There are also backlogs in courtrooms with which to contend.
Almost 30 per cent of surveyed victim-survivors who attended court for a mention reported waiting in court for three to four hours before their matter was called, and 8 per cent reported waiting for five to six hours, the courts position paper says.
Further, 3 per cent of survivors waited in court for more than six hours before their matter was called for mention.
The answer, Foster says, is in training, specialisation of magistrates and police, and prioritising the system for survivors who are so often defeated by its grinding, uncaring apparatus.
“It really is a matter of pot luck sometimes which magistrate you’re going to have your matter heard by, or who turns up when you call the police, and it shouldn’t be that way,” she says.
Any changes to laws, Foster says, must come with wholesale system reform. Otherwise, the same old problems will rear their heads.
For Natalie Fletcher, it begins with belief. “For every service they need to know that the woman coming in is the expert, she knows him better than anybody,” she says. “She’s been living it.”
Natalie has moved six times and changed her name to escape her violent ex-partner. The trauma has a long tail. It was eight years before she trusted another man.
“We’ve been together for a year now but we don’t live together or anything like that. He’s the complete opposite of any violent man, doesn’t even raise his voice and treats me like a princess,” she said. “He was very patient. We’re taking it very, very slow.”
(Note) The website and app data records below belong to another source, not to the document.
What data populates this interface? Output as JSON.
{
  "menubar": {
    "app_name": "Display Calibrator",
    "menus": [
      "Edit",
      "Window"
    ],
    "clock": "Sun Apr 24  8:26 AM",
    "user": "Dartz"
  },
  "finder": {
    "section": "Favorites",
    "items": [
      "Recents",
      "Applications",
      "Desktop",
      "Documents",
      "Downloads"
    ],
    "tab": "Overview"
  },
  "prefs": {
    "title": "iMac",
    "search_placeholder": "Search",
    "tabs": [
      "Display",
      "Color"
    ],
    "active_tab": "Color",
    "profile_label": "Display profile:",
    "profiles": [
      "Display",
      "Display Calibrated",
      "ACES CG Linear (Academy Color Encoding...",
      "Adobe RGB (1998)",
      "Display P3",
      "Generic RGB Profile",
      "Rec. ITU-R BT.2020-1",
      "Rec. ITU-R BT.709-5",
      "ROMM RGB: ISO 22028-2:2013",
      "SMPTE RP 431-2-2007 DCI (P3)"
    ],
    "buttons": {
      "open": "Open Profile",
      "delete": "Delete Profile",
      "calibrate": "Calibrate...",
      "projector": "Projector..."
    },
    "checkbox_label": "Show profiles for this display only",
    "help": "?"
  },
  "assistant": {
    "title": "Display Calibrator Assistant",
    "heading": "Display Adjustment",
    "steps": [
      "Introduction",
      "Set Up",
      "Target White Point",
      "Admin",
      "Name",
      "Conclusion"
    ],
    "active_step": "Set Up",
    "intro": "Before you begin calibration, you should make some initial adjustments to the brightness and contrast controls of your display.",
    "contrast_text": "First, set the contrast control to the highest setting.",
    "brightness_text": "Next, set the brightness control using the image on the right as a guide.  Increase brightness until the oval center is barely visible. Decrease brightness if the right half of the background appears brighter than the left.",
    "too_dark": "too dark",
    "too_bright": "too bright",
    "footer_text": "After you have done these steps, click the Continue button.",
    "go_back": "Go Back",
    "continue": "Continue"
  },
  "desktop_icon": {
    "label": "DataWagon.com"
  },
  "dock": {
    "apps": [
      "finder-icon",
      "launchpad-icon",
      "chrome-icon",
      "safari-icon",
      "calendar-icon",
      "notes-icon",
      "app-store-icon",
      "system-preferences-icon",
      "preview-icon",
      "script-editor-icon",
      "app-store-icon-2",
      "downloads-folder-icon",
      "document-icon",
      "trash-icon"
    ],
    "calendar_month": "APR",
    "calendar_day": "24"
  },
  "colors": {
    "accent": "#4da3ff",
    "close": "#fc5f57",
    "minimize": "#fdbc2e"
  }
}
* Name has been changed.
National Sexual Assault, Domestic and Family Violence Counselling Service 1800 737 732
This article was first published in the print edition of The Saturday Paper on Nov 7, 2020 as "Out of order".
A free press is one you pay for. In the short term, the economic fallout from coronavirus has taken about a third of our revenue. We will survive this crisis, but we need the support of readers. Now is the time to subscribe.